Data for the task section start
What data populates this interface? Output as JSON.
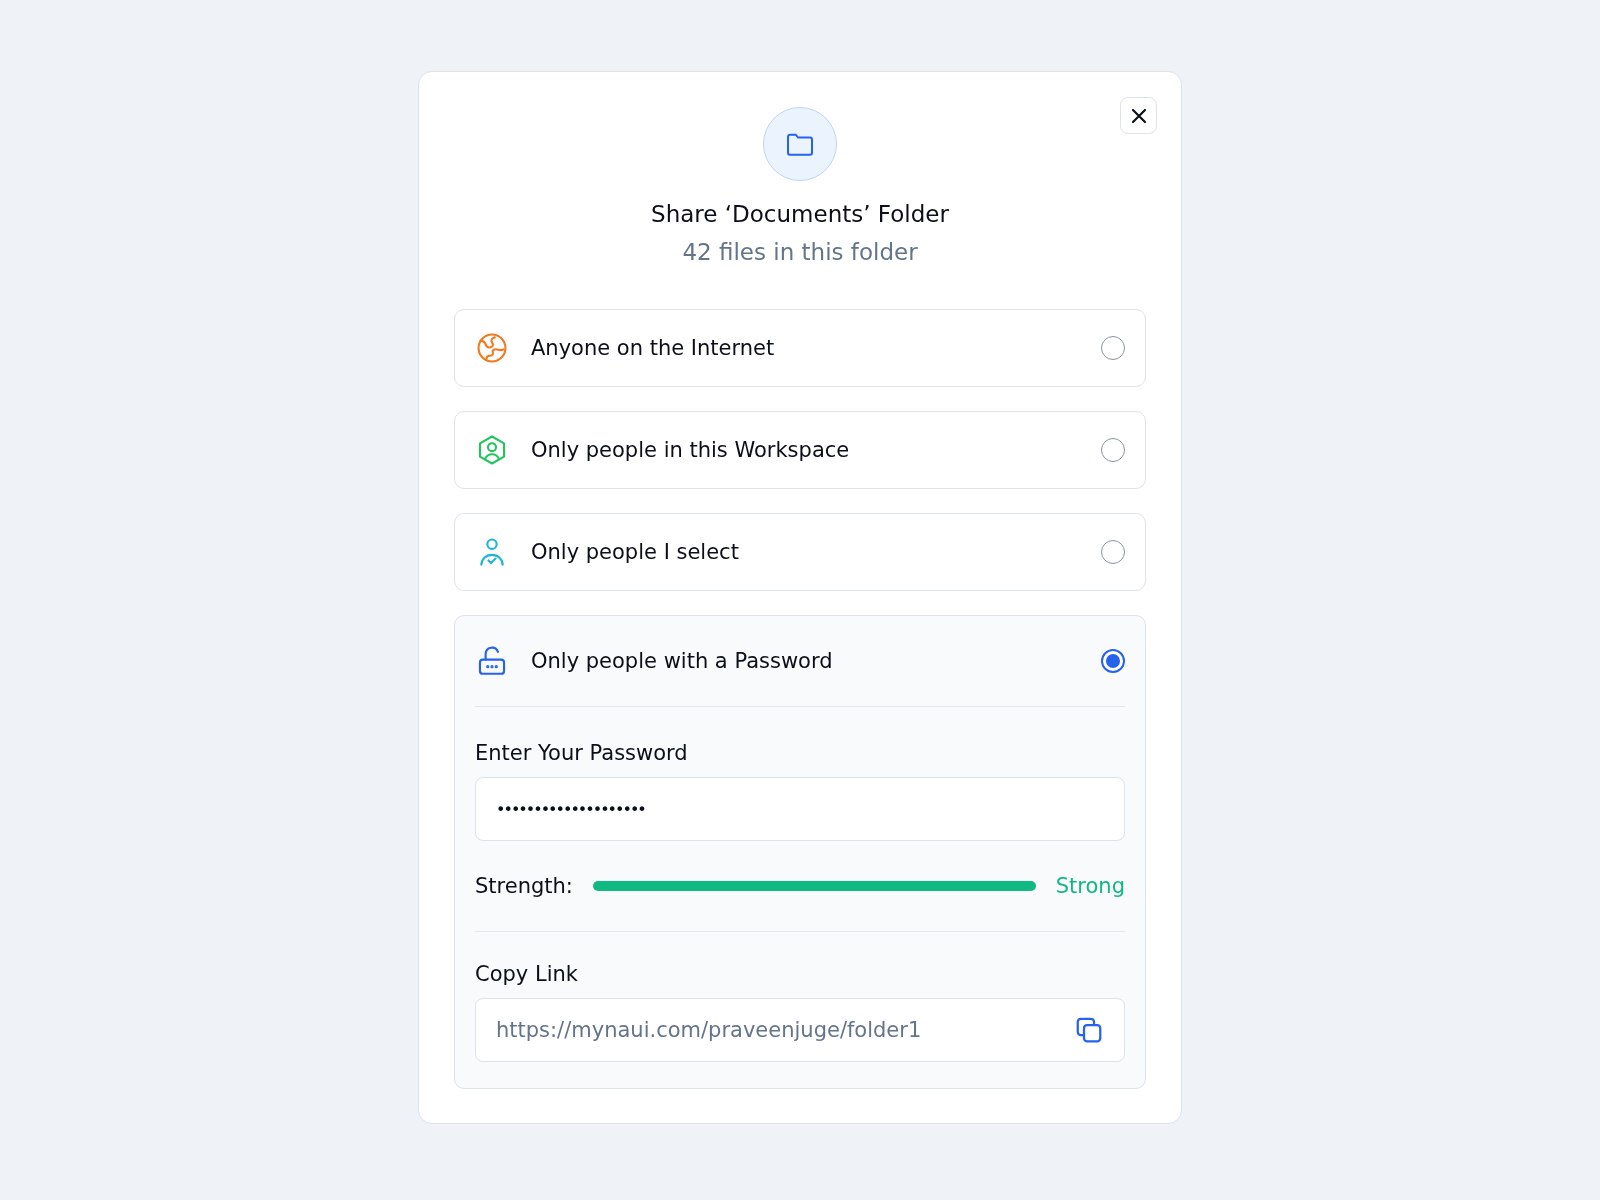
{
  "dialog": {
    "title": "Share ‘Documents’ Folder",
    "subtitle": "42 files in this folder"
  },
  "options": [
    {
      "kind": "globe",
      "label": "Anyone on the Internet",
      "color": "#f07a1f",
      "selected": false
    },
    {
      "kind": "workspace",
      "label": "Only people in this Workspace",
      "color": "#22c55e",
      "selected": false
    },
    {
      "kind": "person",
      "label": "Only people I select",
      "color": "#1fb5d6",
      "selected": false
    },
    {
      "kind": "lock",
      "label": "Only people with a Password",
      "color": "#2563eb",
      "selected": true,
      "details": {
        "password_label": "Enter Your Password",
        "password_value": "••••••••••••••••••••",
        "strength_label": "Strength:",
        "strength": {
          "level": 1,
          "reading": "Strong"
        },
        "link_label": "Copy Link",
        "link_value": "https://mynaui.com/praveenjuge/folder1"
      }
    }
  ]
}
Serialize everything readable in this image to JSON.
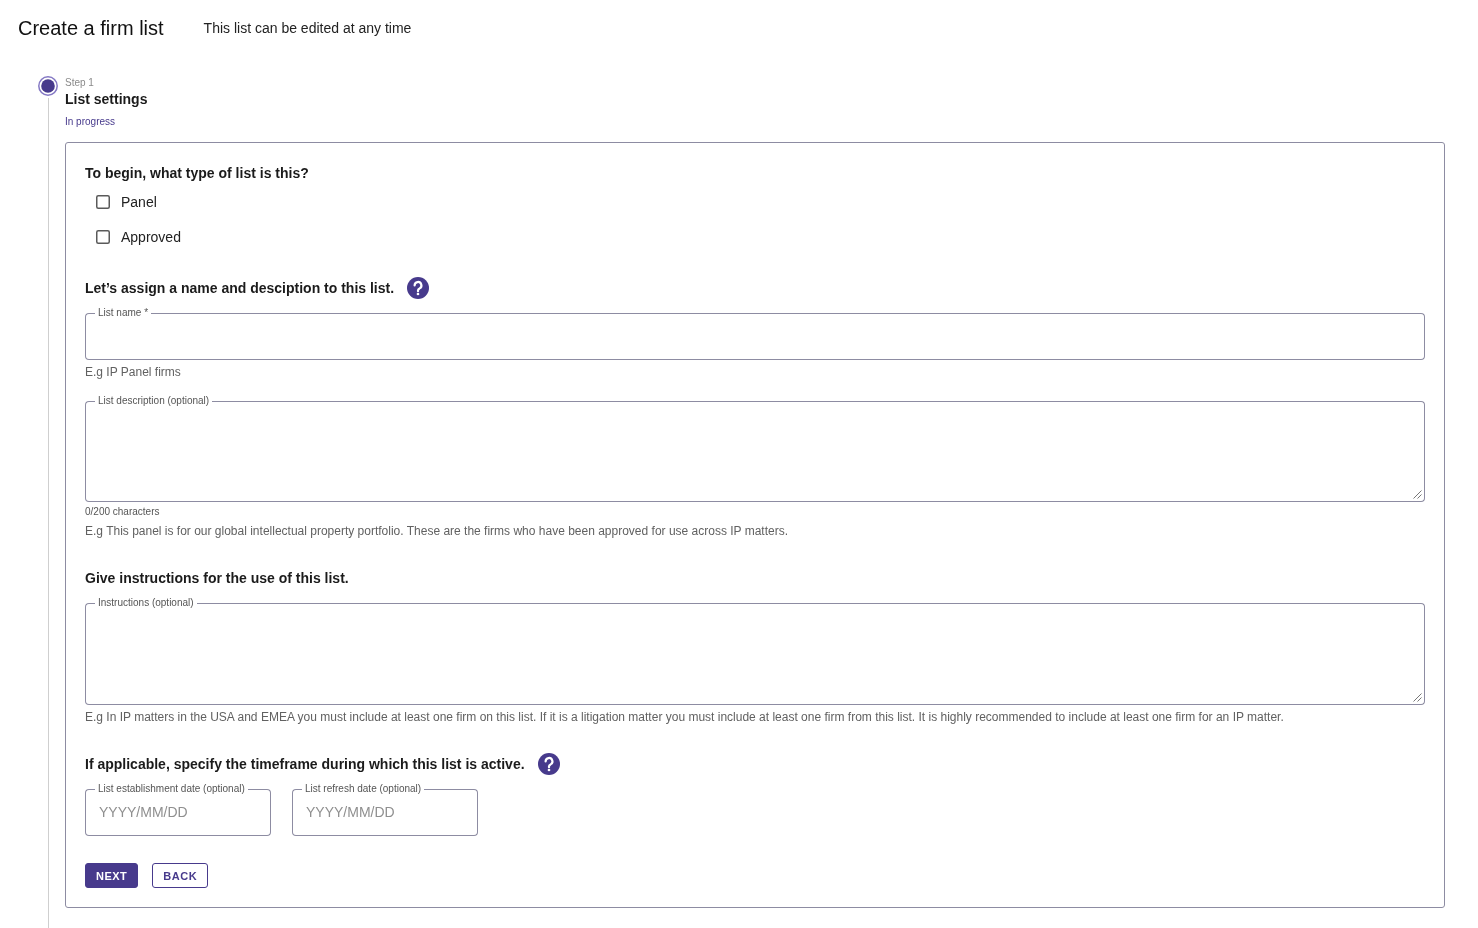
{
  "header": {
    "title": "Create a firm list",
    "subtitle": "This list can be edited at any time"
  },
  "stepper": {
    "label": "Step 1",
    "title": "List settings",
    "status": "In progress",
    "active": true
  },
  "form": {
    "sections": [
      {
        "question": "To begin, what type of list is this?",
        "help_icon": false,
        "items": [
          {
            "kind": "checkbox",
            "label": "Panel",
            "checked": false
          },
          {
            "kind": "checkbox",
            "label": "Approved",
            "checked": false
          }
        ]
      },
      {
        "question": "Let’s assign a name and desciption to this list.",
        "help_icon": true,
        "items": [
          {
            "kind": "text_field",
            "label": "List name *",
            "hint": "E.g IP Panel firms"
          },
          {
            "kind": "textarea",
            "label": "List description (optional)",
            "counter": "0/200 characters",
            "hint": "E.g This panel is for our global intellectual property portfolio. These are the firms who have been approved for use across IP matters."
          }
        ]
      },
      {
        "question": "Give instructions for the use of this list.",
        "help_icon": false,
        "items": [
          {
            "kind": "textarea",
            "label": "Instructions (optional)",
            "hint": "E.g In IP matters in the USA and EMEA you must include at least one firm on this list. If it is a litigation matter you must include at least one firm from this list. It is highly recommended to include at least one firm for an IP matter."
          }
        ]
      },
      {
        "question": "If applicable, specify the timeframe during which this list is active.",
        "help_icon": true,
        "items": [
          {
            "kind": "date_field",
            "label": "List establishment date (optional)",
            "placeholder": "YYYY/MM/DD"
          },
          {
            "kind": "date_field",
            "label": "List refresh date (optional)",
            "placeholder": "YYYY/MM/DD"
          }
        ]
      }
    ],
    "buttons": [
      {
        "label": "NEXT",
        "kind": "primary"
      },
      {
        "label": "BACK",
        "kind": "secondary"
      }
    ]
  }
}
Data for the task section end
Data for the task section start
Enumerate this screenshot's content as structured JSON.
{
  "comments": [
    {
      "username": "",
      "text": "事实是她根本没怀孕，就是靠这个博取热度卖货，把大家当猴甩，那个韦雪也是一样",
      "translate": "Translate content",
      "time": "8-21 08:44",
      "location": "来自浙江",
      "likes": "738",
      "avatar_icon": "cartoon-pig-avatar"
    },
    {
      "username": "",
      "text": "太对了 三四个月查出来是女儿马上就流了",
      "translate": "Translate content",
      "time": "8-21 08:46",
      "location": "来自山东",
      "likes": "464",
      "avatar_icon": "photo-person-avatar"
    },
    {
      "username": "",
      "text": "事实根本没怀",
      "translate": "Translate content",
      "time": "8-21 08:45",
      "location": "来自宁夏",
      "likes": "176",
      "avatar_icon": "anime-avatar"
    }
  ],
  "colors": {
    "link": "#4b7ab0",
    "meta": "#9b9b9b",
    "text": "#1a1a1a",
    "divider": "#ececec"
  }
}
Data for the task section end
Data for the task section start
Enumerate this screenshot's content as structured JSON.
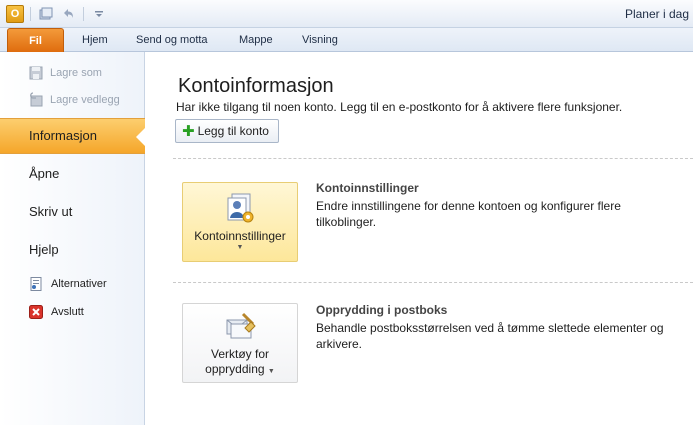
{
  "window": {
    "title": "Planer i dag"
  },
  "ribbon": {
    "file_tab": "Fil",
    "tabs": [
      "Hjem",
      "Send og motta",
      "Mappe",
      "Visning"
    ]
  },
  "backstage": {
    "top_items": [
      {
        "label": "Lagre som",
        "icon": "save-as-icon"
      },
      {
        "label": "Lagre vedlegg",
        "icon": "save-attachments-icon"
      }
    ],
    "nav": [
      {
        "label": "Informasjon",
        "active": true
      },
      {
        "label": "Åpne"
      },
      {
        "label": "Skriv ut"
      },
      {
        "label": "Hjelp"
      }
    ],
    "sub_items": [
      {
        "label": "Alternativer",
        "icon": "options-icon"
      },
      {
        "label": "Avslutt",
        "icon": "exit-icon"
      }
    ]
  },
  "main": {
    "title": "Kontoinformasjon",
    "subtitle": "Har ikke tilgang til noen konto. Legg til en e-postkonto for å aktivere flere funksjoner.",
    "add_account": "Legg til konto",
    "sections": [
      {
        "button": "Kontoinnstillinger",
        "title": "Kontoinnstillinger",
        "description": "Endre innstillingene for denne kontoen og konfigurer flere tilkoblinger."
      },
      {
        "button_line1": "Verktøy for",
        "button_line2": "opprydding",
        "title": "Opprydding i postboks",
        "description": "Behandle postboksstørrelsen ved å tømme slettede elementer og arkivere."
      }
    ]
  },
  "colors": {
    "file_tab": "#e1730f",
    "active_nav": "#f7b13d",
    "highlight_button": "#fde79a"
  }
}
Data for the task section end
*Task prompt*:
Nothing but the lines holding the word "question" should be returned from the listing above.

*Solved exercise*:
        "question": "To begin, what type of list is this?",
        "question": "Let’s assign a name and desciption to this list.",
        "question": "Give instructions for the use of this list.",
        "question": "If applicable, specify the timeframe during which this list is active.",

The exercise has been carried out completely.